- Task material:
# # # # #

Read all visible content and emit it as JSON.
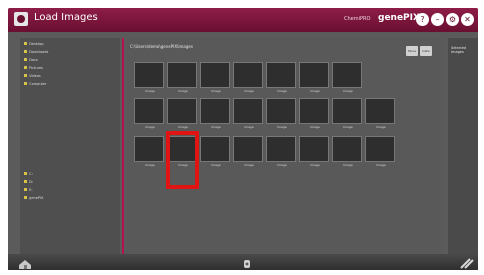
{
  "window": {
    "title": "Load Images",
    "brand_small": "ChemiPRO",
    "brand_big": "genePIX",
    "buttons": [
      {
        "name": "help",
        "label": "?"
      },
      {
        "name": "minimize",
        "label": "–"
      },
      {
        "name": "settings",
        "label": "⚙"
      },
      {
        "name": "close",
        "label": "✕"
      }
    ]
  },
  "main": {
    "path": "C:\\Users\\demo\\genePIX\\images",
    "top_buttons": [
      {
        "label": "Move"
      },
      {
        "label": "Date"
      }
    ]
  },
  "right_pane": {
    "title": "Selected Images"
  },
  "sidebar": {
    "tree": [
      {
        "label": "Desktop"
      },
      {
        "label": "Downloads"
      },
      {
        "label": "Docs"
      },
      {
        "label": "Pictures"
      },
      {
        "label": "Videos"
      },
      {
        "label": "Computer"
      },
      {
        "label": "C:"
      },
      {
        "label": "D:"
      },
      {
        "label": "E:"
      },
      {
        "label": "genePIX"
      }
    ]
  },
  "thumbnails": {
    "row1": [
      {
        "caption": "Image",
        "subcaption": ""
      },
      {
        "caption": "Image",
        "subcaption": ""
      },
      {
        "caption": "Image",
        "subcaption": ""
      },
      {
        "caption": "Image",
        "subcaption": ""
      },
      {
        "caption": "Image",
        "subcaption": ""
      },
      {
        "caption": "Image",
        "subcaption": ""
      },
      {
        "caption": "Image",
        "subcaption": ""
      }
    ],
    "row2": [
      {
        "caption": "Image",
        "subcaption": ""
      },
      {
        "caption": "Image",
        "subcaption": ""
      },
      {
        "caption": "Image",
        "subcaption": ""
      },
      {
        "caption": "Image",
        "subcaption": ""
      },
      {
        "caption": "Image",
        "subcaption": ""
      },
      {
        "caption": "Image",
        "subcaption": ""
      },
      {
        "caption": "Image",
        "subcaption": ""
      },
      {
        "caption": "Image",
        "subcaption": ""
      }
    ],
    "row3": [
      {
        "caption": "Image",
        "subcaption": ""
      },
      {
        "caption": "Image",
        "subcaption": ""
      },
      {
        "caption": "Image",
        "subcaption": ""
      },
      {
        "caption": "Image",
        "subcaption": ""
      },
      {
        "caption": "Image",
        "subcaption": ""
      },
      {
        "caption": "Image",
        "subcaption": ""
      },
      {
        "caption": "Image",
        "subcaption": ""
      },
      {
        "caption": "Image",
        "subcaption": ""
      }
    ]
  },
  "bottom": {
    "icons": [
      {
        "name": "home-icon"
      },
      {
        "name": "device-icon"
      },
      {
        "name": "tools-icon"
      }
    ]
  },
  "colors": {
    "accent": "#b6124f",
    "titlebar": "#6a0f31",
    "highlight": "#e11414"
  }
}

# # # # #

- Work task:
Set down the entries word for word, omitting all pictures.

- Task result:
Read all visible content and emit it as JSON.
{
  "window": {
    "title": "Load Images",
    "brand_small": "ChemiPRO",
    "brand_big": "genePIX",
    "buttons": [
      {
        "name": "help",
        "label": "?"
      },
      {
        "name": "minimize",
        "label": "–"
      },
      {
        "name": "settings",
        "label": "⚙"
      },
      {
        "name": "close",
        "label": "✕"
      }
    ]
  },
  "main": {
    "path": "C:\\Users\\demo\\genePIX\\images",
    "top_buttons": [
      {
        "label": "Move"
      },
      {
        "label": "Date"
      }
    ]
  },
  "right_pane": {
    "title": "Selected Images"
  },
  "sidebar": {
    "tree": [
      {
        "label": "Desktop"
      },
      {
        "label": "Downloads"
      },
      {
        "label": "Docs"
      },
      {
        "label": "Pictures"
      },
      {
        "label": "Videos"
      },
      {
        "label": "Computer"
      },
      {
        "label": "C:"
      },
      {
        "label": "D:"
      },
      {
        "label": "E:"
      },
      {
        "label": "genePIX"
      }
    ]
  },
  "thumbnails": {
    "row1": [
      {
        "caption": "Image",
        "subcaption": ""
      },
      {
        "caption": "Image",
        "subcaption": ""
      },
      {
        "caption": "Image",
        "subcaption": ""
      },
      {
        "caption": "Image",
        "subcaption": ""
      },
      {
        "caption": "Image",
        "subcaption": ""
      },
      {
        "caption": "Image",
        "subcaption": ""
      },
      {
        "caption": "Image",
        "subcaption": ""
      }
    ],
    "row2": [
      {
        "caption": "Image",
        "subcaption": ""
      },
      {
        "caption": "Image",
        "subcaption": ""
      },
      {
        "caption": "Image",
        "subcaption": ""
      },
      {
        "caption": "Image",
        "subcaption": ""
      },
      {
        "caption": "Image",
        "subcaption": ""
      },
      {
        "caption": "Image",
        "subcaption": ""
      },
      {
        "caption": "Image",
        "subcaption": ""
      },
      {
        "caption": "Image",
        "subcaption": ""
      }
    ],
    "row3": [
      {
        "caption": "Image",
        "subcaption": ""
      },
      {
        "caption": "Image",
        "subcaption": ""
      },
      {
        "caption": "Image",
        "subcaption": ""
      },
      {
        "caption": "Image",
        "subcaption": ""
      },
      {
        "caption": "Image",
        "subcaption": ""
      },
      {
        "caption": "Image",
        "subcaption": ""
      },
      {
        "caption": "Image",
        "subcaption": ""
      },
      {
        "caption": "Image",
        "subcaption": ""
      }
    ]
  },
  "bottom": {
    "icons": [
      {
        "name": "home-icon"
      },
      {
        "name": "device-icon"
      },
      {
        "name": "tools-icon"
      }
    ]
  },
  "colors": {
    "accent": "#b6124f",
    "titlebar": "#6a0f31",
    "highlight": "#e11414"
  }
}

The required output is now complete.